Thank you for using the timer - this advanced tool can estimate your performance and suggest more practice questions. We have subscribed you to Daily Prep Questions via email.

Customized for You

we will pick new questions that match your level based on your Timer History

Track Your Progress

every week, we’ll send you an estimated GMAT score based on your performance

Practice Pays

we will pick new questions that match your level based on your Timer History

Not interested in getting valuable practice questions and articles delivered to your email? No problem, unsubscribe here.

It appears that you are browsing the GMAT Club forum unregistered!

Signing up is free, quick, and confidential.
Join other 500,000 members and get the full benefits of GMAT Club

Registration gives you:

Tests

Take 11 tests and quizzes from GMAT Club and leading GMAT prep companies such as Manhattan GMAT,
Knewton, and others. All are free for GMAT Club members.

Applicant Stats

View detailed applicant stats such as GPA, GMAT score, work experience, location, application
status, and more

Books/Downloads

Download thousands of study notes,
question collections, GMAT Club’s
Grammar and Math books.
All are free!

Thank you for using the timer!
We noticed you are actually not timing your practice. Click the START button first next time you use the timer.
There are many benefits to timing your practice, including:

In the sequence of non-zero numbers t1, t2,t3,......tn,.....,tn+1 =t2/2 for all positive integers of n. What is the value of t5? 1. t3=1/4 2. t1-t5=15/16

Pls Explain?

is the question a complete one? seems the question is not complete for me.

In the sequence of non-zero numbers t1, t2,t3,......tn,.....,tn+1 =tn/2 for all positive integers of n. What is the value of t5?

(1) t3 = 1/4 (2) t1 - t5 = 15/16

Given: \(t_{n+1}=\frac{t_n}{2}\). So \(t_2=\frac{t_1}{2}\), \(t_3=\frac{t_2}{2}=\frac{t_1}{4}\), \(t_4=\frac{t_3}{2}=\frac{t_1}{8}\), ...

Basically we have geometric progression with common ratio \(\frac{1}{2}\): \(t_1\), \(\frac{t_1}{2}\), \(\frac{t_1}{4}\), \(\frac{t_1}{8}\), ... --> \(t_n=\frac{t_1}{2^{n-1}}\).

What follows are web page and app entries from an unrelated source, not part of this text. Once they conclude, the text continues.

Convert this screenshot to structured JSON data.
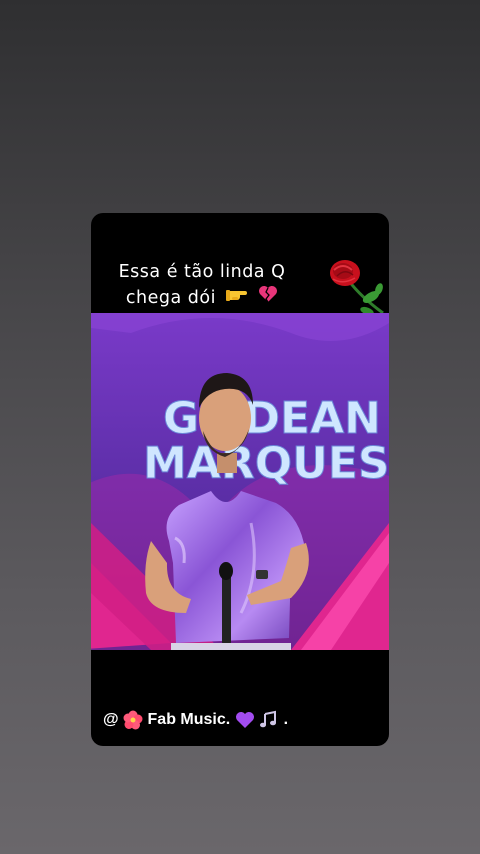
{
  "story": {
    "caption_line1": "Essa é tão linda Q",
    "caption_line2": "chega dói",
    "caption_emojis": [
      "pointing-hand-icon",
      "broken-heart-icon"
    ],
    "sticker": "rose-icon",
    "video_stage_text": [
      "GILDEAN",
      "MARQUES"
    ],
    "footer_at": "@",
    "footer_name": "Fab Music.",
    "footer_suffix": ".",
    "footer_emojis": [
      "hibiscus-icon",
      "purple-heart-icon",
      "music-notes-icon"
    ]
  },
  "colors": {
    "background_top": "#2f2f31",
    "background_bottom": "#6a676b",
    "card": "#000000",
    "stage_purple": "#5a2ea0",
    "stage_pink": "#e0268f",
    "text": "#ffffff"
  }
}
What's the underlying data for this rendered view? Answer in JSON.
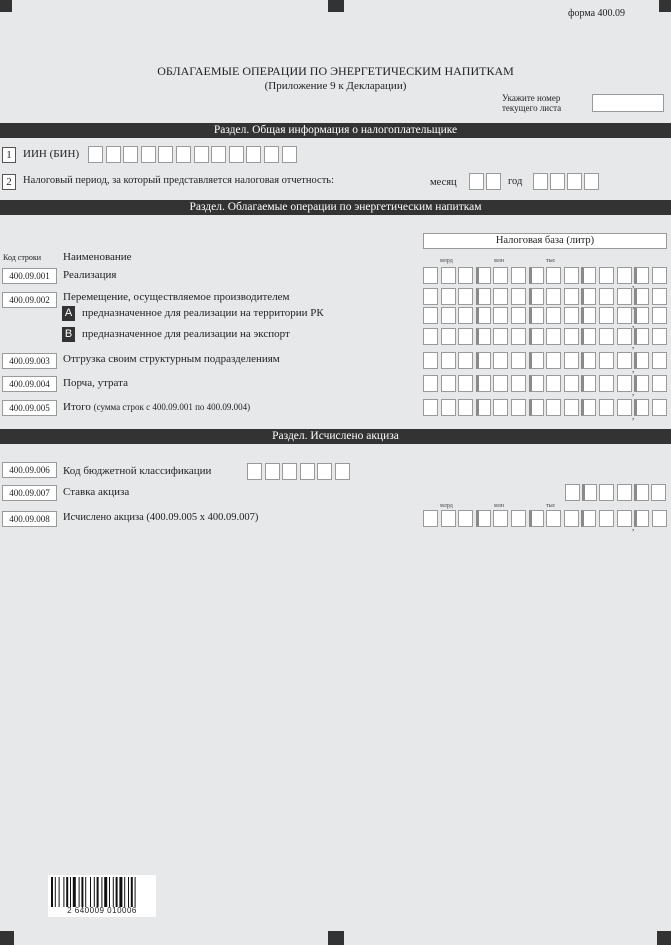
{
  "form_number": "форма 400.09",
  "title": "ОБЛАГАЕМЫЕ ОПЕРАЦИИ ПО ЭНЕРГЕТИЧЕСКИМ НАПИТКАМ",
  "subtitle": "(Приложение 9 к Декларации)",
  "sheet_number_label_1": "Укажите номер",
  "sheet_number_label_2": "текущего листа",
  "sections": {
    "general": "Раздел. Общая информация о налогоплательщике",
    "operations": "Раздел. Облагаемые операции по энергетическим напиткам",
    "excise": "Раздел. Исчислено акциза"
  },
  "general": {
    "row1_num": "1",
    "row1_label": "ИИН (БИН)",
    "row2_num": "2",
    "row2_label": "Налоговый период, за который представляется налоговая отчетность:",
    "month_label": "месяц",
    "year_label": "год"
  },
  "operations": {
    "tax_base_header": "Налоговая база (литр)",
    "col_code": "Код строки",
    "col_name": "Наименование",
    "scale_mlrd": "млрд",
    "scale_mln": "млн",
    "scale_tys": "тыс",
    "rows": [
      {
        "code": "400.09.001",
        "label": "Реализация"
      },
      {
        "code": "400.09.002",
        "label": "Перемещение, осуществляемое производителем"
      },
      {
        "code": "",
        "letter": "A",
        "label": "предназначенное для реализации на территории РК"
      },
      {
        "code": "",
        "letter": "B",
        "label": "предназначенное для реализации на экспорт"
      },
      {
        "code": "400.09.003",
        "label": "Отгрузка своим структурным подразделениям"
      },
      {
        "code": "400.09.004",
        "label": "Порча, утрата"
      },
      {
        "code": "400.09.005",
        "label": "Итого",
        "note": "(сумма строк с 400.09.001 по 400.09.004)"
      }
    ]
  },
  "excise": {
    "rows": [
      {
        "code": "400.09.006",
        "label": "Код бюджетной классификации"
      },
      {
        "code": "400.09.007",
        "label": "Ставка акциза"
      },
      {
        "code": "400.09.008",
        "label": "Исчислено акциза (400.09.005 х 400.09.007)"
      }
    ]
  },
  "barcode_number": "2 640009 010006"
}
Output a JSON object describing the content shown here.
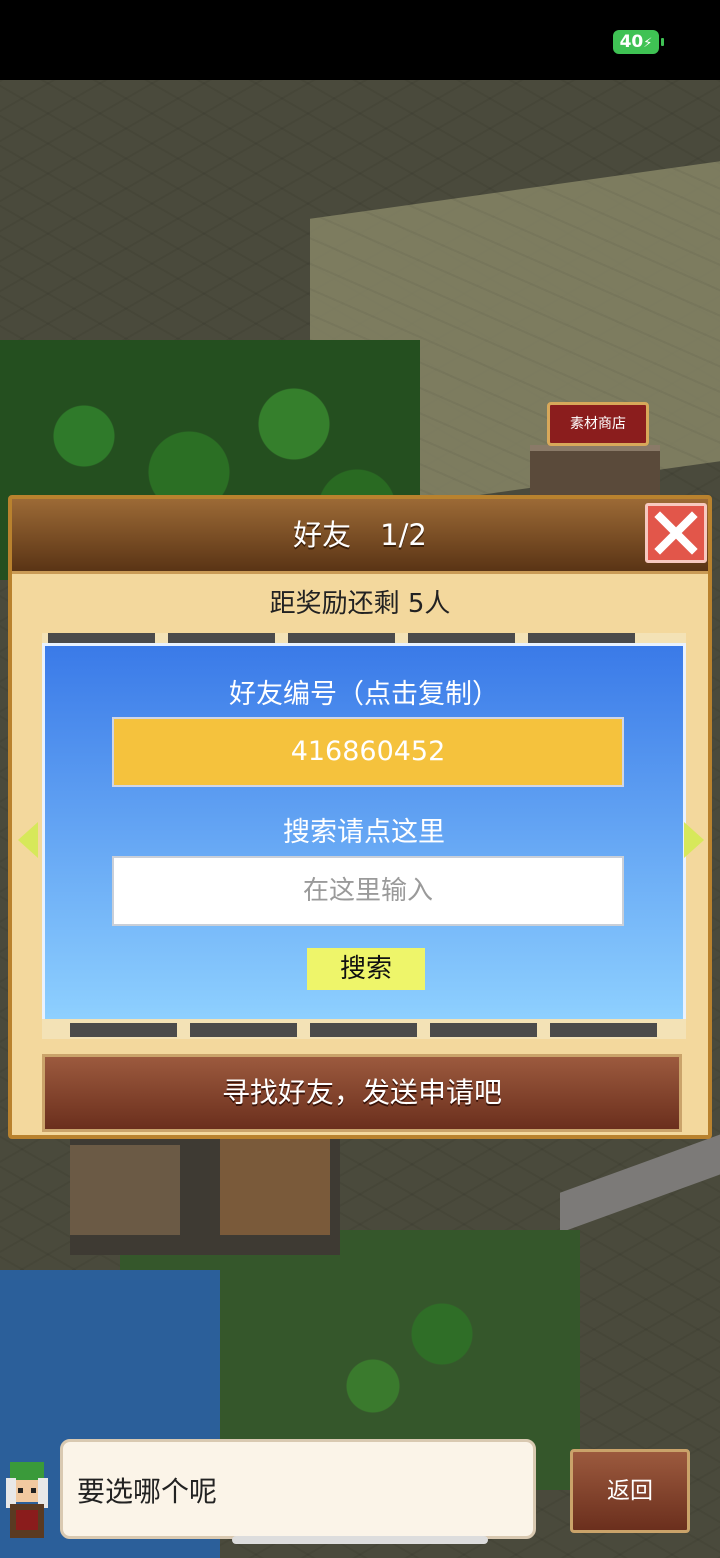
{
  "status_bar": {
    "battery": "40"
  },
  "map": {
    "material_shop_sign": "素材商店"
  },
  "dialog": {
    "title": "好友　1/2",
    "reward_text": "距奖励还剩 5人",
    "friend_id_label": "好友编号（点击复制）",
    "friend_id": "416860452",
    "search_label": "搜索请点这里",
    "search_placeholder": "在这里输入",
    "search_button": "搜索",
    "find_friends_button": "寻找好友，发送申请吧"
  },
  "speech": {
    "text": "要选哪个呢",
    "back_button": "返回"
  },
  "icons": [
    "battery-charging-icon",
    "close-icon",
    "arrow-left-icon",
    "arrow-right-icon",
    "character-avatar-icon"
  ]
}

Question: \(t_5=\frac{t_1}{2^4}=?\)

(1) \(t_3=\frac{1}{4}\) --> we can get \(t_1\) --> we can get \(t_5\). Sufficient. (2) \(t_1-t_5=2^4*t_5-t_5=\frac{15}{16}\) --> we can get \(t_5\). Sufficient.

Answer: D.

Generally for arithmetic (or geometric) progression if you know:

- any particular two terms, - any particular term and common difference (common ratio), - the sum of the sequence and either any term or common difference (common ratio),

then you will be able to calculate any missing value of given sequence.

Happy New Year everyone! Before I get started on this post, and well, restarted on this blog in general, I wanted to mention something. For the past several months...

It’s quickly approaching two years since I last wrote anything on this blog. A lot has happened since then. When I last posted, I had just gotten back from...

Post-MBA I became very intrigued by how senior leaders navigated their career progression. It was also at this time that I realized I learned nothing about this during my...